:: Material for the task

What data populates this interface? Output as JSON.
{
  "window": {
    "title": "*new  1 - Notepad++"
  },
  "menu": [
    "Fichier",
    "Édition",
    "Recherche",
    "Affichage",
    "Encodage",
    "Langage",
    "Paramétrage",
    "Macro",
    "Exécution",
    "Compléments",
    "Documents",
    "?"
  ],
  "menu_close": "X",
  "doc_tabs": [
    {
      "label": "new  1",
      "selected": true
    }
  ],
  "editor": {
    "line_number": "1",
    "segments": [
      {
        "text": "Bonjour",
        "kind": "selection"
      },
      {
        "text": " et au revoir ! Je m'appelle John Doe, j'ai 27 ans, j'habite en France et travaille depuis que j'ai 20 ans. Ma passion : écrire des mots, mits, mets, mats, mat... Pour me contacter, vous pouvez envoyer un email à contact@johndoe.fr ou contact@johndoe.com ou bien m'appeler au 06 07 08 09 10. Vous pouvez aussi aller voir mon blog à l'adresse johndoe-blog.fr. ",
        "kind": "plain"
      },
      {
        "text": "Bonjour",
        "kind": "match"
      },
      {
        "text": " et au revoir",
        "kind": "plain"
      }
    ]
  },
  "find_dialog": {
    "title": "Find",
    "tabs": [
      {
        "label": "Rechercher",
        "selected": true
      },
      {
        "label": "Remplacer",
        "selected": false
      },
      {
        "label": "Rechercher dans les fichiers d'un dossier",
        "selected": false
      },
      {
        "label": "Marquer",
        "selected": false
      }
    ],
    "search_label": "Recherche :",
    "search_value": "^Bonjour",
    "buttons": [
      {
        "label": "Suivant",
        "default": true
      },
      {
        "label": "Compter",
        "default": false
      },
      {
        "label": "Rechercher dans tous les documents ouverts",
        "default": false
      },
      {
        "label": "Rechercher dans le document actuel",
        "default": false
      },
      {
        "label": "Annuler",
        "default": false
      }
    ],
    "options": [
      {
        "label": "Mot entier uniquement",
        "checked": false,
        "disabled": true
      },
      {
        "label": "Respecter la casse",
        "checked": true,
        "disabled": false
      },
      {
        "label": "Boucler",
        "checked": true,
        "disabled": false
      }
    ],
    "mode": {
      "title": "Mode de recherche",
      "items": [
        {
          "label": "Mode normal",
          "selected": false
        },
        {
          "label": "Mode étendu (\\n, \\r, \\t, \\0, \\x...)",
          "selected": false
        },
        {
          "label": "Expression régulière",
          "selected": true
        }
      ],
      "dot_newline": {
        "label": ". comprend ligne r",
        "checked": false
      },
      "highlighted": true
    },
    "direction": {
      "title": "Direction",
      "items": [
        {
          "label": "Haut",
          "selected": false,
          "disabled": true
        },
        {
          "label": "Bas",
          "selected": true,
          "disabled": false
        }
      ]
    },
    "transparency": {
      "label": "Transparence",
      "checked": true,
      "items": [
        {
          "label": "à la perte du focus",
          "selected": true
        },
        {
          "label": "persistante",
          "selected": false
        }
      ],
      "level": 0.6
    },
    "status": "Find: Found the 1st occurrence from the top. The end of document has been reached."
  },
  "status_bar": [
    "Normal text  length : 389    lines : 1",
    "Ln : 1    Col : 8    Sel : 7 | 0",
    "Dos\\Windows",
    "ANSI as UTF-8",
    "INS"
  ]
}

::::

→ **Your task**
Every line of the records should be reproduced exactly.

→ **The answer**
What data populates this interface? Output as JSON.
{
  "window": {
    "title": "*new  1 - Notepad++"
  },
  "menu": [
    "Fichier",
    "Édition",
    "Recherche",
    "Affichage",
    "Encodage",
    "Langage",
    "Paramétrage",
    "Macro",
    "Exécution",
    "Compléments",
    "Documents",
    "?"
  ],
  "menu_close": "X",
  "doc_tabs": [
    {
      "label": "new  1",
      "selected": true
    }
  ],
  "editor": {
    "line_number": "1",
    "segments": [
      {
        "text": "Bonjour",
        "kind": "selection"
      },
      {
        "text": " et au revoir ! Je m'appelle John Doe, j'ai 27 ans, j'habite en France et travaille depuis que j'ai 20 ans. Ma passion : écrire des mots, mits, mets, mats, mat... Pour me contacter, vous pouvez envoyer un email à contact@johndoe.fr ou contact@johndoe.com ou bien m'appeler au 06 07 08 09 10. Vous pouvez aussi aller voir mon blog à l'adresse johndoe-blog.fr. ",
        "kind": "plain"
      },
      {
        "text": "Bonjour",
        "kind": "match"
      },
      {
        "text": " et au revoir",
        "kind": "plain"
      }
    ]
  },
  "find_dialog": {
    "title": "Find",
    "tabs": [
      {
        "label": "Rechercher",
        "selected": true
      },
      {
        "label": "Remplacer",
        "selected": false
      },
      {
        "label": "Rechercher dans les fichiers d'un dossier",
        "selected": false
      },
      {
        "label": "Marquer",
        "selected": false
      }
    ],
    "search_label": "Recherche :",
    "search_value": "^Bonjour",
    "buttons": [
      {
        "label": "Suivant",
        "default": true
      },
      {
        "label": "Compter",
        "default": false
      },
      {
        "label": "Rechercher dans tous les documents ouverts",
        "default": false
      },
      {
        "label": "Rechercher dans le document actuel",
        "default": false
      },
      {
        "label": "Annuler",
        "default": false
      }
    ],
    "options": [
      {
        "label": "Mot entier uniquement",
        "checked": false,
        "disabled": true
      },
      {
        "label": "Respecter la casse",
        "checked": true,
        "disabled": false
      },
      {
        "label": "Boucler",
        "checked": true,
        "disabled": false
      }
    ],
    "mode": {
      "title": "Mode de recherche",
      "items": [
        {
          "label": "Mode normal",
          "selected": false
        },
        {
          "label": "Mode étendu (\\n, \\r, \\t, \\0, \\x...)",
          "selected": false
        },
        {
          "label": "Expression régulière",
          "selected": true
        }
      ],
      "dot_newline": {
        "label": ". comprend ligne r",
        "checked": false
      },
      "highlighted": true
    },
    "direction": {
      "title": "Direction",
      "items": [
        {
          "label": "Haut",
          "selected": false,
          "disabled": true
        },
        {
          "label": "Bas",
          "selected": true,
          "disabled": false
        }
      ]
    },
    "transparency": {
      "label": "Transparence",
      "checked": true,
      "items": [
        {
          "label": "à la perte du focus",
          "selected": true
        },
        {
          "label": "persistante",
          "selected": false
        }
      ],
      "level": 0.6
    },
    "status": "Find: Found the 1st occurrence from the top. The end of document has been reached."
  },
  "status_bar": [
    "Normal text  length : 389    lines : 1",
    "Ln : 1    Col : 8    Sel : 7 | 0",
    "Dos\\Windows",
    "ANSI as UTF-8",
    "INS"
  ]
}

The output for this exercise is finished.